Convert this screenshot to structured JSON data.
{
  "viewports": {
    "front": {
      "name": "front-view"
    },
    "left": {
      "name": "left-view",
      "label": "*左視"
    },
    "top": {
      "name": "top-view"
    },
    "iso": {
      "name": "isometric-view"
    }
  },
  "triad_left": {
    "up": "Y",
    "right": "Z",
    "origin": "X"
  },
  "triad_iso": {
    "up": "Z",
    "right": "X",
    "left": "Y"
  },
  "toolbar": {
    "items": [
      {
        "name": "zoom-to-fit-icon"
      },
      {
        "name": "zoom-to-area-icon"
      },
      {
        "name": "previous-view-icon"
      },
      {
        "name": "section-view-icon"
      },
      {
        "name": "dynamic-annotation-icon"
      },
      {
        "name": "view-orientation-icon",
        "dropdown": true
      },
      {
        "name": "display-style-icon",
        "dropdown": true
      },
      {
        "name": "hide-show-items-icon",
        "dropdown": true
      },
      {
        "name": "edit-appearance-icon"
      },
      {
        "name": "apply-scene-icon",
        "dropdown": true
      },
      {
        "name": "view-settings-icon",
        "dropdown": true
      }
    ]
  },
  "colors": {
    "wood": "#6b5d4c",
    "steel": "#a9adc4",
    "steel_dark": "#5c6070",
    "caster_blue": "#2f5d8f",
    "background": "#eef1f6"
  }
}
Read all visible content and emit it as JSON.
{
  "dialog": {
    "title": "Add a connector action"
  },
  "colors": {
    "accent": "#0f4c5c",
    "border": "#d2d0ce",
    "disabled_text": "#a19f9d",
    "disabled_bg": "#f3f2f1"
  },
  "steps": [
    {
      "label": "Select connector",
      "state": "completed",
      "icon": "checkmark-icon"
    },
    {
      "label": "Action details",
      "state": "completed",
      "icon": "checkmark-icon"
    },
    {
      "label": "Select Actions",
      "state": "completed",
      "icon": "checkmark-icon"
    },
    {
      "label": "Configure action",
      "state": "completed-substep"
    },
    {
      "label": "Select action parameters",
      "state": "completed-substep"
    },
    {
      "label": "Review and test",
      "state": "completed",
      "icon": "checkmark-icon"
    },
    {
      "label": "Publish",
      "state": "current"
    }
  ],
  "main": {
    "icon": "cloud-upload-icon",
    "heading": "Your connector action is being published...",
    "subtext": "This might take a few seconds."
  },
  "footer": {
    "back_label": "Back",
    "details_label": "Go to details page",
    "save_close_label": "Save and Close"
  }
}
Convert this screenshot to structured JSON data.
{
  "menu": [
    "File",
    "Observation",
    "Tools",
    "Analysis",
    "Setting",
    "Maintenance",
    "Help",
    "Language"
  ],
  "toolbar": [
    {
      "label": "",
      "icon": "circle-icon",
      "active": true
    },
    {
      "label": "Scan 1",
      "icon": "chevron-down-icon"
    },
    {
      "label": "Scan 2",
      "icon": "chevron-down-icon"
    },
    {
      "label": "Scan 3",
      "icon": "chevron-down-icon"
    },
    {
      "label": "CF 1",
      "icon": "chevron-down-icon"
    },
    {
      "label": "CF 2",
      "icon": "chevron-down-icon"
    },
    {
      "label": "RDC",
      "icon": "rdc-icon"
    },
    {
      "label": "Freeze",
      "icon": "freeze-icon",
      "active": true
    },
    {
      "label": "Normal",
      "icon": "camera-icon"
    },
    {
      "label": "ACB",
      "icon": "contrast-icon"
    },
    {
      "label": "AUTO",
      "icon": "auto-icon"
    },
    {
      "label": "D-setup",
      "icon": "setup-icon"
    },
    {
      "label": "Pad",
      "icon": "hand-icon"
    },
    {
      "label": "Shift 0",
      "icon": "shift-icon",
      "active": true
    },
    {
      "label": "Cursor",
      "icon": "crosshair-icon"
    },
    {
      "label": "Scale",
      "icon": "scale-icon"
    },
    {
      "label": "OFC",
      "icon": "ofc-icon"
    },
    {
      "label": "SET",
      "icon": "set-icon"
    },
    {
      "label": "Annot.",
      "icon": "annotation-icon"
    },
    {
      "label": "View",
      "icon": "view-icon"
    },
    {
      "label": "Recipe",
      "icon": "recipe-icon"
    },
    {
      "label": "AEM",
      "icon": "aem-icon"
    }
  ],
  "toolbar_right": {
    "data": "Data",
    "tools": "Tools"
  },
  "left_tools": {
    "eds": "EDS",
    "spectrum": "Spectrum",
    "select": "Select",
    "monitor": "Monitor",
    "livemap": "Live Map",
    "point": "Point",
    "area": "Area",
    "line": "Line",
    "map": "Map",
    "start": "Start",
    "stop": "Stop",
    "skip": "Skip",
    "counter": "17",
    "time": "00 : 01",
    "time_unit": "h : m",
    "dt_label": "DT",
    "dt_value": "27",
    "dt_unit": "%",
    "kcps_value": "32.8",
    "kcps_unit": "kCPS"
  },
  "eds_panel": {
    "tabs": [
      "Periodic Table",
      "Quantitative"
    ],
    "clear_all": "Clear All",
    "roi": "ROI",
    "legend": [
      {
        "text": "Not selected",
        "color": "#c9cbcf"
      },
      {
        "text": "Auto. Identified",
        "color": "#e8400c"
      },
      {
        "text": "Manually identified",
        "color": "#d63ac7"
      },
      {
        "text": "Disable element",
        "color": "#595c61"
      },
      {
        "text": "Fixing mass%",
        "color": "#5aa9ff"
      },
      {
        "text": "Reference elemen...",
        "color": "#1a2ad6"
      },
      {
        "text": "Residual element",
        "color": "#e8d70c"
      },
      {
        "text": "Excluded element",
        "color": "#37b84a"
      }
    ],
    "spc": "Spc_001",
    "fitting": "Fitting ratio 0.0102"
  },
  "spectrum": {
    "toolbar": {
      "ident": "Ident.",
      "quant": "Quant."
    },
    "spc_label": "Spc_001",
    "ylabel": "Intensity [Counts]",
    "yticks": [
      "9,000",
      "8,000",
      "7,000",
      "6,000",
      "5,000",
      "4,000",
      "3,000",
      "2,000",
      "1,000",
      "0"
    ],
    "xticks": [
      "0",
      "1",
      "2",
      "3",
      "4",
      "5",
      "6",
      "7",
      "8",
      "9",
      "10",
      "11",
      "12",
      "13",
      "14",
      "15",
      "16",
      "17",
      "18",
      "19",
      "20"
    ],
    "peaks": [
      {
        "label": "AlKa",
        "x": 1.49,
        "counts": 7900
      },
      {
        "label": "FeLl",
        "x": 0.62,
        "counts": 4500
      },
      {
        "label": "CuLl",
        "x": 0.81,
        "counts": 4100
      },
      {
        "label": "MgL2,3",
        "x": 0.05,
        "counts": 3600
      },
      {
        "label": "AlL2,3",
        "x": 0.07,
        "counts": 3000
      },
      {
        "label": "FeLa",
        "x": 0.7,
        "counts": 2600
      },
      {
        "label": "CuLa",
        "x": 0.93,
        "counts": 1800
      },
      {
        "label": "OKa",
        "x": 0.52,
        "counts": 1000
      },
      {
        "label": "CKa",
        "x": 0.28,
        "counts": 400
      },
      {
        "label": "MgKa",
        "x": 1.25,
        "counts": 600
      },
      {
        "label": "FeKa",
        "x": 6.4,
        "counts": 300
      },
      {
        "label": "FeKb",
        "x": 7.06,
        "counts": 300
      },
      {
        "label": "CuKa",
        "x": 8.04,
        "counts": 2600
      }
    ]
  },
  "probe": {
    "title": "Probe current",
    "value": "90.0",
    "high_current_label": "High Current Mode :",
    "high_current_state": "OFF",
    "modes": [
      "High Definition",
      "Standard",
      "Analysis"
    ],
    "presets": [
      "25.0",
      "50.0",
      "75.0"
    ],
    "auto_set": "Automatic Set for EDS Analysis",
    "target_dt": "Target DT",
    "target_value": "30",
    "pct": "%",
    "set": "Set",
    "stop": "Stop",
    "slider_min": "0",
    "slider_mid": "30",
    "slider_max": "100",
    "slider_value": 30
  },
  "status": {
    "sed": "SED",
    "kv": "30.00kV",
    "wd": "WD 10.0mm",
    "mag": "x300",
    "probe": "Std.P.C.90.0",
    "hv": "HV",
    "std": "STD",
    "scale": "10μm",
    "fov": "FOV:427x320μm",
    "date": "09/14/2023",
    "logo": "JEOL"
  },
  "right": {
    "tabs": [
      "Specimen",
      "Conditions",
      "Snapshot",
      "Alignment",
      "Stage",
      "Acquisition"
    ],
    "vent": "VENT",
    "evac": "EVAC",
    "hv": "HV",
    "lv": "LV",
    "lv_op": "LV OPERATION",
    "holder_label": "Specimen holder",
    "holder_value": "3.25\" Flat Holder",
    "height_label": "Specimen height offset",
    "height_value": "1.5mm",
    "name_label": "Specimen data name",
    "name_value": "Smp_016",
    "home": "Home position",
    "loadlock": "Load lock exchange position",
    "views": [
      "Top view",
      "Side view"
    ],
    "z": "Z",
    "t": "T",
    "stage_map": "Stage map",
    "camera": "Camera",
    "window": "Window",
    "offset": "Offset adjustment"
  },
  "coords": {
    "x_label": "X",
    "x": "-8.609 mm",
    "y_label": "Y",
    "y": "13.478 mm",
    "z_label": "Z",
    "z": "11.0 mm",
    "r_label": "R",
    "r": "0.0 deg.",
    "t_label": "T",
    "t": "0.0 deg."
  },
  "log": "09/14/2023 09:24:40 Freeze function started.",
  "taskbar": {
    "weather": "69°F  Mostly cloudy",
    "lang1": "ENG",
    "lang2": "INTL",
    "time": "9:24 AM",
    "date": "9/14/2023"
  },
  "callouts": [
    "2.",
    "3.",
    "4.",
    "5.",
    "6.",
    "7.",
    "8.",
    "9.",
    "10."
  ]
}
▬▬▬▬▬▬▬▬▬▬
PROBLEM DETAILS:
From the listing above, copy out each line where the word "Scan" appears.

TASK OUTPUT:
      "label": "Scan 1",
      "label": "Scan 2",
      "label": "Scan 3",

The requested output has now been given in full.